***** SUPPLIED RECORDS

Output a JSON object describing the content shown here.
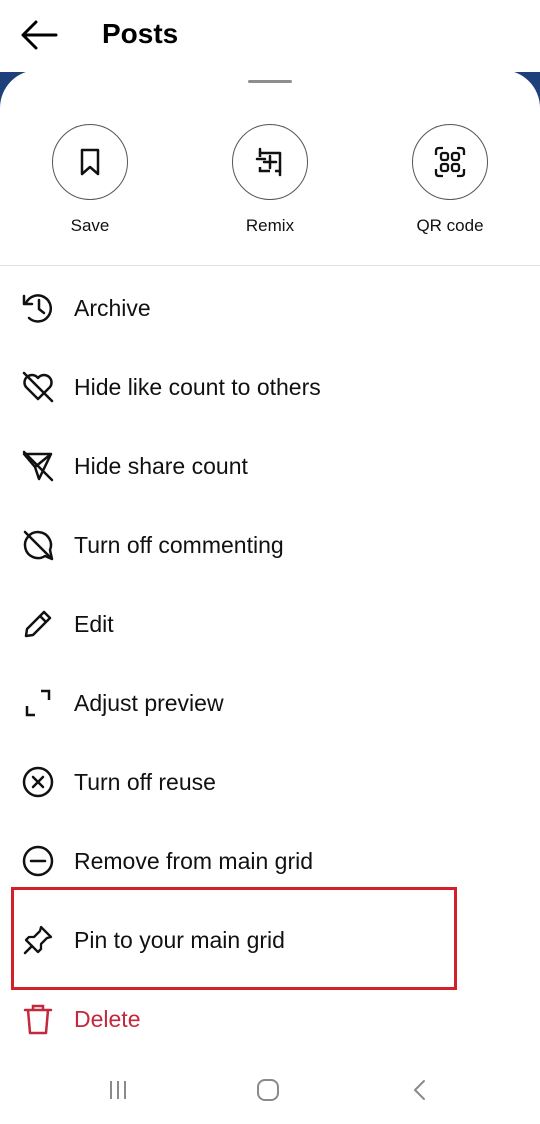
{
  "header": {
    "title": "Posts"
  },
  "quick_actions": [
    {
      "label": "Save",
      "icon": "bookmark-icon"
    },
    {
      "label": "Remix",
      "icon": "remix-icon"
    },
    {
      "label": "QR code",
      "icon": "qr-code-icon"
    }
  ],
  "menu": [
    {
      "label": "Archive",
      "icon": "archive-icon"
    },
    {
      "label": "Hide like count to others",
      "icon": "hide-like-icon"
    },
    {
      "label": "Hide share count",
      "icon": "hide-share-icon"
    },
    {
      "label": "Turn off commenting",
      "icon": "comment-off-icon"
    },
    {
      "label": "Edit",
      "icon": "pencil-icon"
    },
    {
      "label": "Adjust preview",
      "icon": "crop-icon"
    },
    {
      "label": "Turn off reuse",
      "icon": "circle-x-icon"
    },
    {
      "label": "Remove from main grid",
      "icon": "circle-minus-icon"
    },
    {
      "label": "Pin to your main grid",
      "icon": "pin-icon"
    },
    {
      "label": "Delete",
      "icon": "trash-icon"
    }
  ],
  "colors": {
    "danger": "#c4283c",
    "highlight": "#d42027",
    "banner_blue": "#1d3f7a"
  },
  "navbar": [
    "recent-apps-icon",
    "home-icon",
    "back-nav-icon"
  ]
}
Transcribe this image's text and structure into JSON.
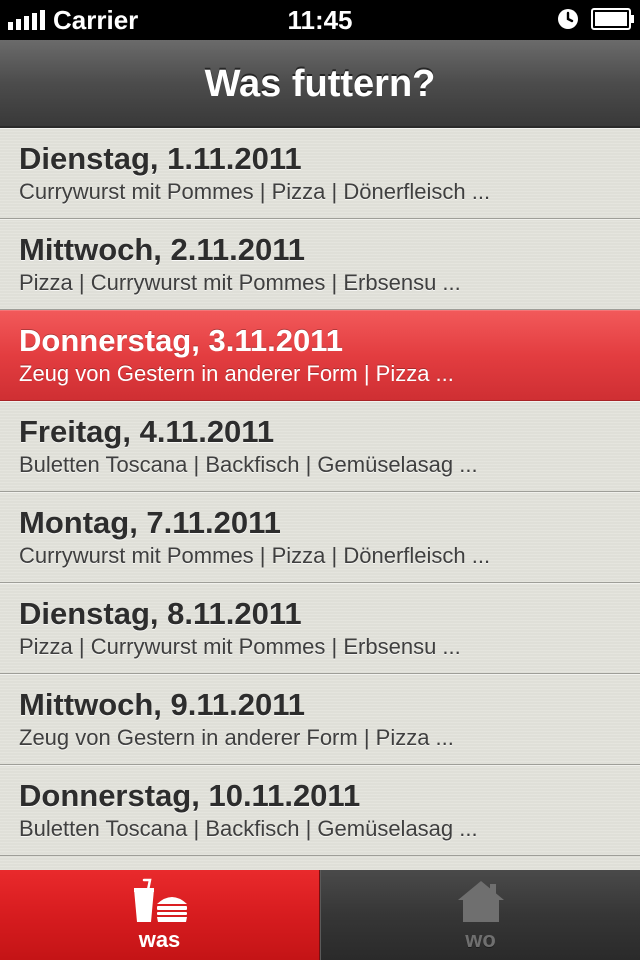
{
  "status_bar": {
    "carrier": "Carrier",
    "time": "11:45",
    "icons": [
      "signal-icon",
      "alarm-icon",
      "battery-icon"
    ]
  },
  "nav": {
    "title": "Was futtern?"
  },
  "list": {
    "items": [
      {
        "title": "Dienstag, 1.11.2011",
        "subtitle": "Currywurst mit Pommes | Pizza | Dönerfleisch ..."
      },
      {
        "title": "Mittwoch, 2.11.2011",
        "subtitle": "Pizza | Currywurst mit Pommes | Erbsensu ..."
      },
      {
        "title": "Donnerstag, 3.11.2011",
        "subtitle": "Zeug von Gestern in anderer Form | Pizza ...",
        "selected": true
      },
      {
        "title": "Freitag, 4.11.2011",
        "subtitle": "Buletten Toscana | Backfisch | Gemüselasag ..."
      },
      {
        "title": "Montag, 7.11.2011",
        "subtitle": "Currywurst mit Pommes | Pizza | Dönerfleisch ..."
      },
      {
        "title": "Dienstag, 8.11.2011",
        "subtitle": "Pizza | Currywurst mit Pommes | Erbsensu ..."
      },
      {
        "title": "Mittwoch, 9.11.2011",
        "subtitle": "Zeug von Gestern in anderer Form | Pizza ..."
      },
      {
        "title": "Donnerstag, 10.11.2011",
        "subtitle": "Buletten Toscana | Backfisch | Gemüselasag ..."
      }
    ]
  },
  "tabs": [
    {
      "label": "was",
      "icon": "drink-burger-icon",
      "active": true
    },
    {
      "label": "wo",
      "icon": "house-icon",
      "active": false
    }
  ],
  "colors": {
    "accent": "#e33d40",
    "tab_active": "#d71c1f",
    "nav_bar": "#4c4c4c",
    "list_bg": "#e3e3dc"
  }
}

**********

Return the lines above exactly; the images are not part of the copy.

## FINISHED EXERCISE
Output a JSON object describing the content shown here.
{
  "header": {
    "title": "Posts"
  },
  "quick_actions": [
    {
      "label": "Save",
      "icon": "bookmark-icon"
    },
    {
      "label": "Remix",
      "icon": "remix-icon"
    },
    {
      "label": "QR code",
      "icon": "qr-code-icon"
    }
  ],
  "menu": [
    {
      "label": "Archive",
      "icon": "archive-icon"
    },
    {
      "label": "Hide like count to others",
      "icon": "hide-like-icon"
    },
    {
      "label": "Hide share count",
      "icon": "hide-share-icon"
    },
    {
      "label": "Turn off commenting",
      "icon": "comment-off-icon"
    },
    {
      "label": "Edit",
      "icon": "pencil-icon"
    },
    {
      "label": "Adjust preview",
      "icon": "crop-icon"
    },
    {
      "label": "Turn off reuse",
      "icon": "circle-x-icon"
    },
    {
      "label": "Remove from main grid",
      "icon": "circle-minus-icon"
    },
    {
      "label": "Pin to your main grid",
      "icon": "pin-icon"
    },
    {
      "label": "Delete",
      "icon": "trash-icon"
    }
  ],
  "colors": {
    "danger": "#c4283c",
    "highlight": "#d42027",
    "banner_blue": "#1d3f7a"
  },
  "navbar": [
    "recent-apps-icon",
    "home-icon",
    "back-nav-icon"
  ]
}
Transcribe this image's text and structure into JSON.
{
  "status_bar": {
    "carrier": "Carrier",
    "time": "11:45",
    "icons": [
      "signal-icon",
      "alarm-icon",
      "battery-icon"
    ]
  },
  "nav": {
    "title": "Was futtern?"
  },
  "list": {
    "items": [
      {
        "title": "Dienstag, 1.11.2011",
        "subtitle": "Currywurst mit Pommes | Pizza | Dönerfleisch ..."
      },
      {
        "title": "Mittwoch, 2.11.2011",
        "subtitle": "Pizza | Currywurst mit Pommes | Erbsensu ..."
      },
      {
        "title": "Donnerstag, 3.11.2011",
        "subtitle": "Zeug von Gestern in anderer Form | Pizza ...",
        "selected": true
      },
      {
        "title": "Freitag, 4.11.2011",
        "subtitle": "Buletten Toscana | Backfisch | Gemüselasag ..."
      },
      {
        "title": "Montag, 7.11.2011",
        "subtitle": "Currywurst mit Pommes | Pizza | Dönerfleisch ..."
      },
      {
        "title": "Dienstag, 8.11.2011",
        "subtitle": "Pizza | Currywurst mit Pommes | Erbsensu ..."
      },
      {
        "title": "Mittwoch, 9.11.2011",
        "subtitle": "Zeug von Gestern in anderer Form | Pizza ..."
      },
      {
        "title": "Donnerstag, 10.11.2011",
        "subtitle": "Buletten Toscana | Backfisch | Gemüselasag ..."
      }
    ]
  },
  "tabs": [
    {
      "label": "was",
      "icon": "drink-burger-icon",
      "active": true
    },
    {
      "label": "wo",
      "icon": "house-icon",
      "active": false
    }
  ],
  "colors": {
    "accent": "#e33d40",
    "tab_active": "#d71c1f",
    "nav_bar": "#4c4c4c",
    "list_bg": "#e3e3dc"
  }
}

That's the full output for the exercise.